Mr. Shangkong

Overseas study offers young education on foreign policy

Sending students to schools abroad is just as vitally important to mainland China's interests as attracting more talents from the US

PUBLISHED : Monday, 24 March, 2014, 4:45am
UPDATED : Monday, 24 March, 2014, 7:49am

US first lady Michelle Obama is absolutely right about the importance of overseas education, and that is exactly what the sons and daughters of many former and current mainland leaders have already experienced or are eager to experience.

Obama just forgot to mention that in her speech at Peking University.

Speaking at the prestigious institution on Saturday, Obama said overseas education would allow students from the United States and China to gain a better understanding of the host country and could help convince them that the success of each country was linked with that of the other.

She cited examples of ordinary Americans and Chinese who went to the other country on scholarships for studies and research.

A day after her speech, the China Daily ran a report, citing Obama, headlined: "Studying abroad remains vital ingredient of US foreign policy".

It can be argued that studying abroad is also vitally important to China's interests, which I strongly believe to be the case.

Education becomes a means of learning much more ... when one studies in another land

The US is, of course, a popular destination for overseas education by "princelings" - the sons, daughters, grandsons and granddaughters - of senior Chinese officials.

Former premier Wen Jiabao's son, Winston Wen Yunsong, received his master's degree from Northwestern University in Chicago.

Former president Jiang Zemin's grandson Jiang Zhicheng studied at Harvard University for his bachelor's degree. The list goes on.
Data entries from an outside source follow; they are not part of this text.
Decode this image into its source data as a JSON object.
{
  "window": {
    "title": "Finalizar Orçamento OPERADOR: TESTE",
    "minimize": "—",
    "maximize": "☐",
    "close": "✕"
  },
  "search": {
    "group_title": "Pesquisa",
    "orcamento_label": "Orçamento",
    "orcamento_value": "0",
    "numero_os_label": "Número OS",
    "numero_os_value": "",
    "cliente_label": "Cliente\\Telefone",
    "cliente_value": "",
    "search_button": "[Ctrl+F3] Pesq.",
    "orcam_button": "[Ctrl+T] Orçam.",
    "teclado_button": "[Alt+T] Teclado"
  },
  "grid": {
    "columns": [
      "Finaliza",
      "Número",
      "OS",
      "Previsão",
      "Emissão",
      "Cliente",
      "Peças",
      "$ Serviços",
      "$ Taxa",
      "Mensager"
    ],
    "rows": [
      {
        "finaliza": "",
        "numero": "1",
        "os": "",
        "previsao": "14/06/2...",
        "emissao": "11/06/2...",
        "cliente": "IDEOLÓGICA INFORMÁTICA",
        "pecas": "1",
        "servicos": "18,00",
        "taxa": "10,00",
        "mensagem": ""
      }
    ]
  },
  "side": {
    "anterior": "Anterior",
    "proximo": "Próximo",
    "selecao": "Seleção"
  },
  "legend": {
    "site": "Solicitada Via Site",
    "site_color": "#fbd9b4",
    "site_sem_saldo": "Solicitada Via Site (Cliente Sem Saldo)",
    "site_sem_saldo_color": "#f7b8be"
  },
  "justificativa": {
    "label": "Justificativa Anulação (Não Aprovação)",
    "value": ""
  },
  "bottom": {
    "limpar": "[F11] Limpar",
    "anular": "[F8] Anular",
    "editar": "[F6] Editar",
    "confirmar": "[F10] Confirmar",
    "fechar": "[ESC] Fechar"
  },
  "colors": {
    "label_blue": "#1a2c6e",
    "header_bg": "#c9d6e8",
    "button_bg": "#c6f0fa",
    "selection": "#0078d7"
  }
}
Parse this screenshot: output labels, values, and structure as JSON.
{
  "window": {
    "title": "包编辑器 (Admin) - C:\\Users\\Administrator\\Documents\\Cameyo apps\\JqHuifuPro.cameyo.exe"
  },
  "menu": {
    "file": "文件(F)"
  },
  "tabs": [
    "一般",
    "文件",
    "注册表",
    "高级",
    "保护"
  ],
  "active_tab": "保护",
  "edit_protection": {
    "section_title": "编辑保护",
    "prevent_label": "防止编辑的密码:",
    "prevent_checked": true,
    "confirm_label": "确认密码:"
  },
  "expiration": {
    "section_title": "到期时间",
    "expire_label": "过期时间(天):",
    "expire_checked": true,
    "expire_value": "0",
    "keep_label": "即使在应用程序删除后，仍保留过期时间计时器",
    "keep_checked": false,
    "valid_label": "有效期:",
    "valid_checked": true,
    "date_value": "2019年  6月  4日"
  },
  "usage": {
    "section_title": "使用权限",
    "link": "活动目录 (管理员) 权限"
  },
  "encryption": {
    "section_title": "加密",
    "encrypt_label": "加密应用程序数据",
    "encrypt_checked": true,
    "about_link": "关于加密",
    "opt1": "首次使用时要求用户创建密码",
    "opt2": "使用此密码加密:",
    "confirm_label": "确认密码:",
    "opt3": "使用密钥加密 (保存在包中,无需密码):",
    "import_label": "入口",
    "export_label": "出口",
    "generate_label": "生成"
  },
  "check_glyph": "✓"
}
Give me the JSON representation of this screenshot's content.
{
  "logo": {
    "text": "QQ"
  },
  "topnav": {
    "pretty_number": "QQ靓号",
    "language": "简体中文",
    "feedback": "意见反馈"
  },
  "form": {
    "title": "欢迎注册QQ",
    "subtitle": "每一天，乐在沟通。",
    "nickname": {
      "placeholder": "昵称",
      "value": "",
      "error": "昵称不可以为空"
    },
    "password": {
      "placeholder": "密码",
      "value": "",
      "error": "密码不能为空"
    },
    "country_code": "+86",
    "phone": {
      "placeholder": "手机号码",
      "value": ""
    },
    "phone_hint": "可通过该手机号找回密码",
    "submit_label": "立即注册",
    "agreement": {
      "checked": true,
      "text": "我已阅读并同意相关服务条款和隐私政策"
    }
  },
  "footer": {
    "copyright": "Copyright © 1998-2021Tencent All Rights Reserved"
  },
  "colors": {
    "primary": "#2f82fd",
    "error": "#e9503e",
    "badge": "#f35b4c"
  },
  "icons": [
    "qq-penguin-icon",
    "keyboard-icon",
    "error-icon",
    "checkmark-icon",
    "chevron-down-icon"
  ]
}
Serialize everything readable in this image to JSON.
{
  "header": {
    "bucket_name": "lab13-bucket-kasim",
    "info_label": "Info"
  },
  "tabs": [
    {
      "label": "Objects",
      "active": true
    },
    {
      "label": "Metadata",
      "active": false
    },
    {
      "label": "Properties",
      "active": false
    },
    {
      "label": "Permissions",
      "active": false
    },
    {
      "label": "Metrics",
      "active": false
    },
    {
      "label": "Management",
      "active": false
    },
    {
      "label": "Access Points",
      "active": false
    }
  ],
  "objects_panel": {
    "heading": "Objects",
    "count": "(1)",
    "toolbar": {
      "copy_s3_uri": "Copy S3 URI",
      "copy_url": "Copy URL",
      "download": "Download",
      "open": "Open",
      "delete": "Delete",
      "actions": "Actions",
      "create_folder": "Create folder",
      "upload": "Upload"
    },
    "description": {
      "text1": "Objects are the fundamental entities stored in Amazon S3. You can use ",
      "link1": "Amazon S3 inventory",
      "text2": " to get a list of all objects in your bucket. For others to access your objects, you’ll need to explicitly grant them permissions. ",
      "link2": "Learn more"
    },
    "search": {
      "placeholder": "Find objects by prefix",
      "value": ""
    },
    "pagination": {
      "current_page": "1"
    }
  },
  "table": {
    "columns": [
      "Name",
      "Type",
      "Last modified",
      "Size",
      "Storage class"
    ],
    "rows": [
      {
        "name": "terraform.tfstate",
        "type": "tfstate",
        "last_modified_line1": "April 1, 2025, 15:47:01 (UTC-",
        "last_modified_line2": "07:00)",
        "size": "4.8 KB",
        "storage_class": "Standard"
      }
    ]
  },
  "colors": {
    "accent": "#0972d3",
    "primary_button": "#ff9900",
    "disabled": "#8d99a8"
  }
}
If the top leaders had such confidence in the US educational system, that is a convincing endorsement indeed.

Apart from sending its citizens abroad to study, the US may well have an interest in attracting international students, including talented young Chinese, as part of its foreign policy. I am sure China would also encourage more US students with an interest in Chinese history and culture to study in the country.

Education becomes a means of learning much more than the subject matter of textbooks when one studies in another land.

When President Xi Jinping's daughter, who is believed to be studying at Harvard, goes home to visit her parents, of course she will tell them what she saw, felt and understood about the US.

Maybe it is not too far-fetched to think that this kind of family table talk might have some impact on China's foreign policy towards the US.

The president of Peking University told Obama during her visit to one of the oldest and most influential academic institutions on the mainland that the university would be happy to enrol her two daughters if they were interested in studying in China.

In the old days, when China was ruled by chairman Mao Zedong, Chinese officials often sent their children to Russia to study.

Now the US is definitely the first choice. So, from the personal perspective of today's Chinese leaders, if merely in their role as parents, which country is more strategically important to China in the long run? Russia or America?

You know the answer.


George Chen is the Post's financial services editor. Mr. Shangkong appears every Monday in print and online. Follow @george_chen on Twitter or visit